When an individual has an uncorrected refractive error, that means they need glasses but do not wear them. When a child does not receive vision treatment in a timely manner, consequences may arise. If a child cannot see their work up-close at school due to uncorrected hyperopia, or farsightedness, they often avoid doing the school work and can develop truancy behavior. According to Dr. Becky, more than half of the children put in juvenile delinquency programs need glasses.
If a child develops amblyopia, a condition where vision doesn’t develop properly in one or both eyes, over time the brain chooses to ignore images. In the short term, Dr. Becky has seen this affect a child’s education; in the long term, it doesn’t allow for the individual to choose certain careers where sight is important.
Dr. Becky stated that while doing eye care missions, the happiest and saddest experience is providing glasses to an adult who has lived with an uncorrected refractive error their whole life. “It is emotional,” she said, “to see them experience sight for the first time, but also heartbreaking to acknowledge they could have seen much better at an earlier age if they had the resources.”
When a student struggles with preventable childhood blindness, their ability to focus on schoolwork suffers. Partially as a result, many children still suffer from learning poverty where they cannot understand a simple text. In fact, up to 80% of children are illiterate in developing countries. If a child cannot read by the age of 10, it is likely they also cannot perform in other areas, such as math and science. If a child cannot perform well, their future is in jeopardy and their ability to escape their impoverished state is almost impossible.

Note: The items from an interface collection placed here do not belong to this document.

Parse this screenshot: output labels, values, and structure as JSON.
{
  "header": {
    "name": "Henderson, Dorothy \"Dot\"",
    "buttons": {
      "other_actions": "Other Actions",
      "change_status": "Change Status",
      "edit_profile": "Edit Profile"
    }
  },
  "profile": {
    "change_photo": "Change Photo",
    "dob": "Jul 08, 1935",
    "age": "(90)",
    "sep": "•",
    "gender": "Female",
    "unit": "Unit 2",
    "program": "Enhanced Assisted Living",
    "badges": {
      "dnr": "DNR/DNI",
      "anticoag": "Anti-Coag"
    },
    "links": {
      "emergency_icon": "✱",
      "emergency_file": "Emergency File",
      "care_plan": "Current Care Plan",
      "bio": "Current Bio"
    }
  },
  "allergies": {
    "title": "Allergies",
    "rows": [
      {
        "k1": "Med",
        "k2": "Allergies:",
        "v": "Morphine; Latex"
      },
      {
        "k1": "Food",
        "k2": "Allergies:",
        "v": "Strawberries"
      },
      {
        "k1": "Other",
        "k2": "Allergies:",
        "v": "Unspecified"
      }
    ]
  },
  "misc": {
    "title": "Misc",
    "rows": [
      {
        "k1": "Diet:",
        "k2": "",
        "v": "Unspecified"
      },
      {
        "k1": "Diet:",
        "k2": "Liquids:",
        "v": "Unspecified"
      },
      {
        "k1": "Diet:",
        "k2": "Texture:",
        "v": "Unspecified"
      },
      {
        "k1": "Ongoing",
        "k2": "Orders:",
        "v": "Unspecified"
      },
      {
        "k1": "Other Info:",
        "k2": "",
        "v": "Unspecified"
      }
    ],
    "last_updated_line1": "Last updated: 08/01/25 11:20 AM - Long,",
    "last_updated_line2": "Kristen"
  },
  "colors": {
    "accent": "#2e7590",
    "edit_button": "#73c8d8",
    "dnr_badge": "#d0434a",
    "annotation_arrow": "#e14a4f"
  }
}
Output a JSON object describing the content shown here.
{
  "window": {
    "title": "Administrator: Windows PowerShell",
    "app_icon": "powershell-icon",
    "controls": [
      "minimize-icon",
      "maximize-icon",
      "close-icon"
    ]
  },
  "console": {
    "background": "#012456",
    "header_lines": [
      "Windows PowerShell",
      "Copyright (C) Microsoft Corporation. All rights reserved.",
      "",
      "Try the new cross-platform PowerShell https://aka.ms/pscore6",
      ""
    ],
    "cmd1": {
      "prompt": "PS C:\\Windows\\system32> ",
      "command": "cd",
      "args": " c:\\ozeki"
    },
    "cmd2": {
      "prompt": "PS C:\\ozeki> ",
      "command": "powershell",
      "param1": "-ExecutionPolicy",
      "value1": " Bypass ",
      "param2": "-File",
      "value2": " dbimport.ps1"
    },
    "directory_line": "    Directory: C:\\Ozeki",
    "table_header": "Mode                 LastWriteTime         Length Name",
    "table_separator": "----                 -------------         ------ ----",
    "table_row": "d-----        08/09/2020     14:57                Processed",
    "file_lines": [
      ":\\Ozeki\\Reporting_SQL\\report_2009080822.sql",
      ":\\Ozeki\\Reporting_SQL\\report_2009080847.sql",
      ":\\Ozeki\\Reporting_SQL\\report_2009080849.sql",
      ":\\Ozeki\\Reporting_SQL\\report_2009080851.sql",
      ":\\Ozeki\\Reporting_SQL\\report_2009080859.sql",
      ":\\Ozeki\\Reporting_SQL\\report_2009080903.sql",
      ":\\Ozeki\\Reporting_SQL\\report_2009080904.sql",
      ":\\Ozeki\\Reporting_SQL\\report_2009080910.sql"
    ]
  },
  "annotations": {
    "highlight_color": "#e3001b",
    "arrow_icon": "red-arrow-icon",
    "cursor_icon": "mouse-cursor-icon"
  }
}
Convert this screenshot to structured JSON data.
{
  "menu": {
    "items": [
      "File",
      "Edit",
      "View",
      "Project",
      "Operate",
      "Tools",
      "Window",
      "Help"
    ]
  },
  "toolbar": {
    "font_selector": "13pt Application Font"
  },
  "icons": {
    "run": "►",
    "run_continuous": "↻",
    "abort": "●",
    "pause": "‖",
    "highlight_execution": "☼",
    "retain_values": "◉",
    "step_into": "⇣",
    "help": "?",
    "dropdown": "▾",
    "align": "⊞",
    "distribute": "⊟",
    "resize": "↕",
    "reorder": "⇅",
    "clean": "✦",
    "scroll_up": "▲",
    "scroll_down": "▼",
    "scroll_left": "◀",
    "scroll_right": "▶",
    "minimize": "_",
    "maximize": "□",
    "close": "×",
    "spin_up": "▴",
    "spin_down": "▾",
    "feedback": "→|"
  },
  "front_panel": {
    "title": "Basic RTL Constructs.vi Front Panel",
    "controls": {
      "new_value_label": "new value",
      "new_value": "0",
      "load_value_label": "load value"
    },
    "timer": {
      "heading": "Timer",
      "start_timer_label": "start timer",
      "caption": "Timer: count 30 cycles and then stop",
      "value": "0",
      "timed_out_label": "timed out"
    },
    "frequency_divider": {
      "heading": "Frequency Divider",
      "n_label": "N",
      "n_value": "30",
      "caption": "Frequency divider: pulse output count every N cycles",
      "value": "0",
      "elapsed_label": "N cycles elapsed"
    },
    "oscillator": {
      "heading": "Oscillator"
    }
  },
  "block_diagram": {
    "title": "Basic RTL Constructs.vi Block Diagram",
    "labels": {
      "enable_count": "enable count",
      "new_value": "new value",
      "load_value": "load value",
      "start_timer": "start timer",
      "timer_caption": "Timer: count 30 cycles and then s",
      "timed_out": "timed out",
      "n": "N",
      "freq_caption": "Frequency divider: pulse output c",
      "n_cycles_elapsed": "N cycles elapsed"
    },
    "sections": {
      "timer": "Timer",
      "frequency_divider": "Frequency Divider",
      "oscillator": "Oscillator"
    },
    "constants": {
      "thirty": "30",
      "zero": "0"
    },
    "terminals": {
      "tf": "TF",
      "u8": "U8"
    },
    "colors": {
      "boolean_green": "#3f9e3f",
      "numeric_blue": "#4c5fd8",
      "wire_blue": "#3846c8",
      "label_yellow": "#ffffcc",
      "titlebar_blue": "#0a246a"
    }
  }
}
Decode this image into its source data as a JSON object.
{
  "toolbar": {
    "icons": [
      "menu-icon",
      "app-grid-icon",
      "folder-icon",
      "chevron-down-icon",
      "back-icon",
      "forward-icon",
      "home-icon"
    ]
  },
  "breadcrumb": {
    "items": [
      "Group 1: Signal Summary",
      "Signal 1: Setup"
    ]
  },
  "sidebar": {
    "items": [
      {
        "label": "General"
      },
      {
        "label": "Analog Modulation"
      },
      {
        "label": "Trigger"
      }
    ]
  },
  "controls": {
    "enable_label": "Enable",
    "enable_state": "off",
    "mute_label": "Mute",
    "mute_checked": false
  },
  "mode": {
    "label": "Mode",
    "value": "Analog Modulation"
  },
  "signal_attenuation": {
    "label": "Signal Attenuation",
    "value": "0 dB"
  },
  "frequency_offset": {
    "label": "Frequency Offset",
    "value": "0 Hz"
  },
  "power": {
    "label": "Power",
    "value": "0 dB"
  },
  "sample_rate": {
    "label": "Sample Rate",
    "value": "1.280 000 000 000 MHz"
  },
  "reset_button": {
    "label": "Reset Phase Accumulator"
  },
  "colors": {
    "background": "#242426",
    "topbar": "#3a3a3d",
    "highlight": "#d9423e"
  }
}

Optometry Giving Sight
A professional can easily correct childhood blindness if the root of the cause stems from the child needing glasses. Fortunately, a lack of glasses is the second largest cause of blindness. It takes away job and educational opportunities and significantly lowers the individual’s quality of life. To remedy this issue, Dr. Becky participates in the World Sight Day Program through the global philanthropy organization Optometry Giving Sight. Its vision is to have, “a world with universal access to eye care services and solutions for those in need.” Optometry Giving Sight has helped cure childhood blindness across the world by providing low-cost exams, equipment and training to local individuals.
It is easy to see how combating preventable and curable blindness, especially childhood blindness, can also positively affect the overall health of the population. Whether inflicted by a vitamin deficiency or lack of access to clean water, a person’s eye health mimics their need for support regarding their general health and well-being. If a child cannot see well to perform schoolwork, they are less likely to successfully learn how to read. As a result, if they don’t get glasses at an early age, their careers may suffer.
Preventing childhood blindness gives back more than just sight — quality eye care shapes a child’s life. While individuals like Dr. Becky Humphreys are addressing and eradicating childhood blindness, the world needs a more coordinated effort to help give children a better chance at obtaining clear vision, and in turn, a clear future.
– Tawney Smith